Farfán to explore Arizona near Moqui, finding abundant silver veins.
On one such expedition, in November 1598, Juan de Zaldívar was killed
at Acoma by the Hopi. Oņate retaliated by subduing Acoma in two
days of hand-to-hand fighting in which the Indians were punished
by fire and bloodshed, and the pueblo was completely laid waste
and burned. In 1601, Oņate explored the route taken by Humaņa to
the Platte River and Kansas eight years earlier. In 1604 he followed
a route to the Gulf of California and retraced the expeditions made
by Coronado, Espejo, and Humaņa during the previous decades.
On September 15, 1598, Don Juan de Oņate sent Vicente de Zaldívar
and sixty soldiers northeast past the province of Tamas to explore
the bison herds of the lower Great Plains.

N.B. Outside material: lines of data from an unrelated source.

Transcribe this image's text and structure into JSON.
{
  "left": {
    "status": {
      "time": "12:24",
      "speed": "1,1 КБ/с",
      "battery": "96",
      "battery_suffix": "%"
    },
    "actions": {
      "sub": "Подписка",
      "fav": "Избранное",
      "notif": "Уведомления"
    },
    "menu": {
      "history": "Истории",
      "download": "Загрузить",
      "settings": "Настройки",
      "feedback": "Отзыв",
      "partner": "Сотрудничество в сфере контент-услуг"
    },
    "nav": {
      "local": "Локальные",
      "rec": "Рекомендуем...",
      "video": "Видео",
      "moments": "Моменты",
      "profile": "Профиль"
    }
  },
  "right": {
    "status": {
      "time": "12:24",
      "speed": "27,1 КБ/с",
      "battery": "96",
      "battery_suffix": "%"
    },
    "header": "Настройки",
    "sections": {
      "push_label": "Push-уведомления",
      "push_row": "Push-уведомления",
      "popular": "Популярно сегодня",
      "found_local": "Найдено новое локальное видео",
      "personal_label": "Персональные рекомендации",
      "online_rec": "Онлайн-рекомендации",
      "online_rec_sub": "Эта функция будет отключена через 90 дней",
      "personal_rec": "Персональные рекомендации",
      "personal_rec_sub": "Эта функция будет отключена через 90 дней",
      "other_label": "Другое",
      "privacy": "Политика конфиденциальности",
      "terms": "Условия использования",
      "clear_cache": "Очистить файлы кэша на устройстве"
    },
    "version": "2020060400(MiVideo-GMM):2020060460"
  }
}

Oņate consulted with
the sole survivor of the Humaņa expedition, an Indian named Jusepe,
for information about the route Humaņa traveled. The partys first
encounter with local inhabitants occurred as they fished on the
Gallinas River, when a large group of Indians surrounded them. Oņate
provided the Indians with food and presents, and in turn they provided
the Spanish with a guide to explore the region.
The party continued for another week until they found their first
bison, an older, solitary bull. The next day they came upon several
hundred bison in large groups at various ponds near the Canadian
River. A group of Indians on horseback crossed nearby, after returning
from a trading trip to Taos and other populous pueblos on Northern
New Mexico. The Spanish located their camp near an Indian ranchería
comprised of several dozen tipis. The account describes how the
Indians quickly packed up their tipis and transported their food
from hunting expeditions by creating a litter using the tipi poles
that was hauled by packs of dogs.
During October, Oņate relates how they tried and failed to
corral the bison. In the process, the bison killed three horses
and wounded forty more. The bison outwitted the Spanish who
tried to build a huge enclosure to trap them, and the calves
they captured died from exhaustion within a few days of
separation from their mothers.
After Oņate discovered some of the camps abandoned by Humaņa and
Leyva (before Humaņa killed him) the party observed herds of wild
oxen that proved as impossible to capture as the bison. Oņate describes
the natives preference for mostly raw meat, their exceptional hunting
skills, and their remarkable strength and endurance. The Oņate party
returned to San Juan Baptista (his first capital of the New Mexico
province) on November 8, 1598.
Other Internet and Reference Sources
For more information on Oņate, see the "Handbook of Texas Online" to read the
biography and see more details about the expedition.
The standard biography is Marc Simmons' The Last Conquistador:
Juan de Oņate and the Settling of the Far Southwest (Norman:
University of Oklahoma Press, 1991). Also see George Hammonds (ed.)
Don Juan de Oņate and the Founding of New Mexico (Santa Fe:
El Palacio Press, 1927). A wide selection of primary documents
are printed in George P. Hammond and Agapito Rey, eds., Don Juan
de Oņate: Colonizer of New Mexico, 1595-1628 (Albuquerque: University
of New Mexico Press, 1953).